- **TASK BRIEF**
Go through the records below and copy out every line holding "link".

↓↓↓

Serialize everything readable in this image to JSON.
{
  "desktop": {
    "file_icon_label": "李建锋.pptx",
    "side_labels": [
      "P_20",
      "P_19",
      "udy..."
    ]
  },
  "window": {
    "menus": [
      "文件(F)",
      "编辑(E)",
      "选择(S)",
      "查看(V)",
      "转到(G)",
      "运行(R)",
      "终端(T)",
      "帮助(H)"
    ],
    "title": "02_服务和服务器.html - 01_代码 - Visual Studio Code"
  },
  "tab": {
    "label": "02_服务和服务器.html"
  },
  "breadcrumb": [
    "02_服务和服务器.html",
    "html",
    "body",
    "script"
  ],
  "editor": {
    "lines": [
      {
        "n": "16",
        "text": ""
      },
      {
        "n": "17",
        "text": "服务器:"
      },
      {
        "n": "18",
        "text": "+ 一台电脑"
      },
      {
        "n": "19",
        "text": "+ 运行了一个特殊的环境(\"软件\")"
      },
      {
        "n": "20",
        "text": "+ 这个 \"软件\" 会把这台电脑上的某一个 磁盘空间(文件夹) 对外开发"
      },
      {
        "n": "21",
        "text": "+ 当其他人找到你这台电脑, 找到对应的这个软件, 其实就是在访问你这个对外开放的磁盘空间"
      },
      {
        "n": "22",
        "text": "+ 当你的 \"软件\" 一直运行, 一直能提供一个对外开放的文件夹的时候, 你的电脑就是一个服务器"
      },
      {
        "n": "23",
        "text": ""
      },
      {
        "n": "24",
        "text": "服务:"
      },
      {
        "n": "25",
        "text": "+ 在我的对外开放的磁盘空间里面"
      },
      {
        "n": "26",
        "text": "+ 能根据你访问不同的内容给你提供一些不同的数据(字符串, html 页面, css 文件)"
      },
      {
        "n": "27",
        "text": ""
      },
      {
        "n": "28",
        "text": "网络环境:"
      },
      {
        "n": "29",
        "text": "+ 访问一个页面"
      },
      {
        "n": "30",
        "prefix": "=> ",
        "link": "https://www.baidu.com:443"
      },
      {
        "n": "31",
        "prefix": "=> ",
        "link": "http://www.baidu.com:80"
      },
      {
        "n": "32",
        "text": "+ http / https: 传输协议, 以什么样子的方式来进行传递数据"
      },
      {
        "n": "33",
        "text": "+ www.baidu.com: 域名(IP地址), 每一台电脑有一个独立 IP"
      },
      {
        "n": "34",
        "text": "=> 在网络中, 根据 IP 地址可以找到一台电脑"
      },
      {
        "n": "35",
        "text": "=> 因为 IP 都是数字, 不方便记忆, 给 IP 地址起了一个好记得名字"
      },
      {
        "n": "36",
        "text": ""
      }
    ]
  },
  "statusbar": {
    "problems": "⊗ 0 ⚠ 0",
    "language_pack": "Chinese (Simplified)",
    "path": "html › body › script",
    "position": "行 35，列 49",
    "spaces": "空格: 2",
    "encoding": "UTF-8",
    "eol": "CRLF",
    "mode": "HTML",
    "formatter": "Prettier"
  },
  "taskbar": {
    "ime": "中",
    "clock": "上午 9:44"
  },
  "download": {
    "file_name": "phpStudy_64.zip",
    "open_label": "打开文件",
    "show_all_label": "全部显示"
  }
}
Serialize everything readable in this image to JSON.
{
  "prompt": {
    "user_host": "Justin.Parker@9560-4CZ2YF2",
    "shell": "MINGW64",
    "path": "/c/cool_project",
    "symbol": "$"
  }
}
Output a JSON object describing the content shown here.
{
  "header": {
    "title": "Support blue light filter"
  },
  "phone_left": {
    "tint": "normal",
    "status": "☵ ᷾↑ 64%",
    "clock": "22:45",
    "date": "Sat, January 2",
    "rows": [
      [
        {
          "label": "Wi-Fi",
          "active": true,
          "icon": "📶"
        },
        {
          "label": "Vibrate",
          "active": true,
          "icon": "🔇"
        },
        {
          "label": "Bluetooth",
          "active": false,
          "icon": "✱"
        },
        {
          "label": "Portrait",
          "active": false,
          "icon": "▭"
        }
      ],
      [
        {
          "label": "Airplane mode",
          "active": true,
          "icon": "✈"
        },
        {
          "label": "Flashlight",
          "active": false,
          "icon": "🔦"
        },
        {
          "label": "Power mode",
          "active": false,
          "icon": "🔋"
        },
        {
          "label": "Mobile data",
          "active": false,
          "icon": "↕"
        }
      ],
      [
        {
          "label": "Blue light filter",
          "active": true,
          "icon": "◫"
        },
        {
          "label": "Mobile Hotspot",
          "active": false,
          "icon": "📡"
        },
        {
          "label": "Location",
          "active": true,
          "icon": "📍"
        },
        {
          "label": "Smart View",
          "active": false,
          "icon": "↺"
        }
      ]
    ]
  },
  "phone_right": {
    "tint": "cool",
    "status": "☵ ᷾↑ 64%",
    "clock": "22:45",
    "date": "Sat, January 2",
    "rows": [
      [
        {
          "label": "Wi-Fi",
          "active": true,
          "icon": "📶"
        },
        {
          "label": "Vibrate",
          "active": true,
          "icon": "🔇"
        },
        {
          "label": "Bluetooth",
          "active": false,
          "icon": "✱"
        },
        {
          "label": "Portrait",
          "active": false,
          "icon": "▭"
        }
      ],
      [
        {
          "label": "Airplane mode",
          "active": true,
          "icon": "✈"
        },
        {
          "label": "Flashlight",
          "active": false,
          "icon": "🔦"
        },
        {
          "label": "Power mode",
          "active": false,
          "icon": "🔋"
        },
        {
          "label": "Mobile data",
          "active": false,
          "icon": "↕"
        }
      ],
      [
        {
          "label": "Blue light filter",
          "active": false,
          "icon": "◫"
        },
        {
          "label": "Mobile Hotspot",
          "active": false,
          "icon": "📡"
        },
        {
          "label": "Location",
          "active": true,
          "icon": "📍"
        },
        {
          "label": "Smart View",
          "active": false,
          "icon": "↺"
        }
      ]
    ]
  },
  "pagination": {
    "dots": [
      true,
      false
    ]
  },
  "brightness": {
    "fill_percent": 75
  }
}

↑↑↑

- **RESULT**
        "link": "https://www.baidu.com:443"
        "link": "http://www.baidu.com:80"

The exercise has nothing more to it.